Case Summary compiled
Before the hearing, the enforcement staff writes a case summary. The case summary documents the allegations, the involved individuals, any outstanding issues and other information relevant to the case. At least two weeks before the hearing date, the individuals involved with the hearing and the Committee on Infractions receive the case summary.
After the response is given a couple of things happen. First a date is set for a hearing before the Committee on Infractions. Once that is done, conference call will occur four to six weeks prior to the hearing to discuss allegations. That sounds a little like a mock hearing to get a grasp on the details or a bureaucratic waste of time. Also during this time frame (two weeks before the hearing) the NCAA will write the case summary for release to the involved parties. Of course this is all very interesting in that the NCAA will basically tell a school what they did wrong and how all it all ends then the school gets to answer in person. This is the very essence of "guilty until proven innocent." The end result is the NCAA pronounces judgment along with the penalties.

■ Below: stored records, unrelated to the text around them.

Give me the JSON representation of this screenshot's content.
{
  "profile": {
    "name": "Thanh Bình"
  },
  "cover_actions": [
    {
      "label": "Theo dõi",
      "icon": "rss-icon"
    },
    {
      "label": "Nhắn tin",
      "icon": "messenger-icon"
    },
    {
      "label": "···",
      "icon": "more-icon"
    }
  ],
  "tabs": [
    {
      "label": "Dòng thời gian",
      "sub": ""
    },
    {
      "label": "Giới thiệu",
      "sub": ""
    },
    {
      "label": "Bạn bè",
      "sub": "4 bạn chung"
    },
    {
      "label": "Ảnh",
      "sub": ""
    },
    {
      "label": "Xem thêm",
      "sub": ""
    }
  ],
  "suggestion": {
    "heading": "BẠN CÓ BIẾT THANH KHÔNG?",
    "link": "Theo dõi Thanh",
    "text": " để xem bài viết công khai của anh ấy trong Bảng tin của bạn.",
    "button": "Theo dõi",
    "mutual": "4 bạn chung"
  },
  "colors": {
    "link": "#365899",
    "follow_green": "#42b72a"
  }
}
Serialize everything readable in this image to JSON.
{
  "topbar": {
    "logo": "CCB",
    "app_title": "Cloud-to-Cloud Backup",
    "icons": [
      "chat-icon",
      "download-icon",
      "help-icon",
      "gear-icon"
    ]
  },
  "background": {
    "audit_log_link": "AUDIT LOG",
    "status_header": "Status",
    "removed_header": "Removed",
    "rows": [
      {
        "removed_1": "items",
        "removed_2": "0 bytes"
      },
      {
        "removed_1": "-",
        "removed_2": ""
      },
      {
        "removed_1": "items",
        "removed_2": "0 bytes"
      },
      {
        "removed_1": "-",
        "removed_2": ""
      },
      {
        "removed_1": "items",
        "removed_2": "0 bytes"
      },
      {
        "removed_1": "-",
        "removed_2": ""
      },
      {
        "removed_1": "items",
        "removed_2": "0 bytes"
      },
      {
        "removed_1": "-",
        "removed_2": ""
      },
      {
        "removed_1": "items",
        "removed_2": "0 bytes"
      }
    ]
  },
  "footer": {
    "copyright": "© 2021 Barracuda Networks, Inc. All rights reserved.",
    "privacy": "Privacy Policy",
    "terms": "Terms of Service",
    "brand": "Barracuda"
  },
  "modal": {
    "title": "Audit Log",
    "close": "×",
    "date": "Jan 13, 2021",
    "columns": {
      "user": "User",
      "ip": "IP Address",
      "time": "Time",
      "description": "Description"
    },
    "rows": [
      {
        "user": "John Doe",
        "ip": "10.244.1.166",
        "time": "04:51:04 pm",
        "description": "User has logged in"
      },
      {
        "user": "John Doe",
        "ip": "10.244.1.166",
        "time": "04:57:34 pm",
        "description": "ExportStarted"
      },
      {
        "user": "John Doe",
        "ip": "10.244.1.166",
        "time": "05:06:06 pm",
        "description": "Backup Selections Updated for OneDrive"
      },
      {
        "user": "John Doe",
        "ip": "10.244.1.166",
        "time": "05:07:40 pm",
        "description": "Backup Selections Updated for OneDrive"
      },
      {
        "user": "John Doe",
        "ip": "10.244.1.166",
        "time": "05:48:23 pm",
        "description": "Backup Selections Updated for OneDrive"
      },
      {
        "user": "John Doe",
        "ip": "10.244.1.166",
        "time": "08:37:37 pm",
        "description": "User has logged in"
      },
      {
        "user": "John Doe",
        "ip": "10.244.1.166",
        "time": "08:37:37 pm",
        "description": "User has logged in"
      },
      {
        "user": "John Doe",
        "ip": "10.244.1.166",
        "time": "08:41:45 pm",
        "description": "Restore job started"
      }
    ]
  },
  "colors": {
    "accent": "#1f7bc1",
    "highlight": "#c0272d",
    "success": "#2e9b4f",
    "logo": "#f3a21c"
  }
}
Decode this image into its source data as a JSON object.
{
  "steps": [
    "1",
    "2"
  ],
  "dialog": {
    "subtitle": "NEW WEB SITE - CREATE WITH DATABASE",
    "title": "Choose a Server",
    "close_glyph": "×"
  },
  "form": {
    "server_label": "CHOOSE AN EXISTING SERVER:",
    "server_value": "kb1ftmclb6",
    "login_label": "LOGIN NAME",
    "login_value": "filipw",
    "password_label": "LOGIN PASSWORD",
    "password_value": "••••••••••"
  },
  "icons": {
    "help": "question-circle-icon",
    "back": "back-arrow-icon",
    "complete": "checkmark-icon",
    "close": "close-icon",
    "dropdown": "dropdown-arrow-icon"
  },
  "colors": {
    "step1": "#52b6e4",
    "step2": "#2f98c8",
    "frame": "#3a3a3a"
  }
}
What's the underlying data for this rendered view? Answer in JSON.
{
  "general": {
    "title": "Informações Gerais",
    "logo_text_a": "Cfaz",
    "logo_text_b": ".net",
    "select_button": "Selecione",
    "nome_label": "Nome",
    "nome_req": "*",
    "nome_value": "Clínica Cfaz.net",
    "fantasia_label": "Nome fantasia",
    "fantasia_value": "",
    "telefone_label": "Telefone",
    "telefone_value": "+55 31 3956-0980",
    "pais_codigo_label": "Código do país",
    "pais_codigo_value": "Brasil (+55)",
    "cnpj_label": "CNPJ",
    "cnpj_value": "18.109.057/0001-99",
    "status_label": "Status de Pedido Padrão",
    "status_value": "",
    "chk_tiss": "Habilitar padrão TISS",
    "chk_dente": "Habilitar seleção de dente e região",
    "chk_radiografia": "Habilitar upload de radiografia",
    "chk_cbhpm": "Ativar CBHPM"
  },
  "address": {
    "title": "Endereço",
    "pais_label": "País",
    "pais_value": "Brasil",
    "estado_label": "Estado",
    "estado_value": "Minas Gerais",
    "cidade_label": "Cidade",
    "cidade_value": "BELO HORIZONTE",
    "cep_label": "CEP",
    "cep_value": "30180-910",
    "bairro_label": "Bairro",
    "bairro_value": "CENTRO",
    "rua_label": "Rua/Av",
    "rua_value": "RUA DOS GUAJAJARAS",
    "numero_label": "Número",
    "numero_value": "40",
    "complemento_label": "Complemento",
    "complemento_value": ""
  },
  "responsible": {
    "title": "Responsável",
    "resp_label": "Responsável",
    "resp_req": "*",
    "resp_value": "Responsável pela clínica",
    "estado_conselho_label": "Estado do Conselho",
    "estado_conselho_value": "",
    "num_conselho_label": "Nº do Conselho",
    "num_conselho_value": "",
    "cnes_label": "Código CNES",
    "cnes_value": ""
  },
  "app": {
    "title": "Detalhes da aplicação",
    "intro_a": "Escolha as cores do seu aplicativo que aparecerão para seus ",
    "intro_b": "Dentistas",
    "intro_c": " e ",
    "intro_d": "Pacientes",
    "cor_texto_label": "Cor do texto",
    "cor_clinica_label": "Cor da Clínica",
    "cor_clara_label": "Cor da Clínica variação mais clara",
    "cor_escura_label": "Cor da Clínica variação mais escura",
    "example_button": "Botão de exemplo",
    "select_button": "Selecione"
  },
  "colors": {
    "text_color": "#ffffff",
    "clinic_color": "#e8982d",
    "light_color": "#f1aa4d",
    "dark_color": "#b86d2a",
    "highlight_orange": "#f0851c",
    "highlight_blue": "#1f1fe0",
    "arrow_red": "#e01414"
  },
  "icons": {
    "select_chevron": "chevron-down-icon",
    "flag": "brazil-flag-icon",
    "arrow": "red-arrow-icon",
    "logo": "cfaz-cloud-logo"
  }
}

The part which might interest UNC the most is the concept of a summary disposition.
If everyone associated with the investigation agrees about the facts and the penalties presented in the report, an in-person hearing does not have to take place. This process is called a summary disposition and is a cooperative process between the school, involved individuals and the NCAA enforcement staff. Together, the group compiles the violations of NCAA rules and the proposed penalties. The Committee on Infractions reviews the report in private and decides to either accept the findings and penalties or they can conduct an expedited hearing.
All through the his process Dick Baddour has said the probe is joint with UNC is working with the NCAA. Some of that is semantics or spin. However it may mean UNC is pressing for a summary disposition. Since the level of cooperation has been so high I would be shocked to see Baddour make too many waves. The benefit of the summary disposition is it should get the process finished more quickly. The catch? All parties involved have to agree with the allegations and penalties. That might be a tough sell for some and we still don't know the full extent of the allegations against UNC. It is possible UNC could have issues with some of them thus availing itself of the entire process. It is important to note UNC did not take all of the player penalties lying down. Obviously there are different motivations when addressing individual players versus dragging out a probe into the football program. The conclusion of this business will come when the COI reviews all the findings, penalties, etc and then announces them. It is possible there could still be a hearing in a summary disposition if the COI wants one. Such a hearing would be expedited. Should UNC go the full route with this, there will be a full hearing before the COI and at some point after that the COI will announce the penalties.
The flip side here is UNC likely already knows what the NOA is going to say. If that is the case discussions have already happened as to what the next step will be. Having watched this situation unfold over the past 11 months I think I speak for most Tar Heel fans when I say hopefully the decision on how to respond will be based on the path of least resistance to reach closure.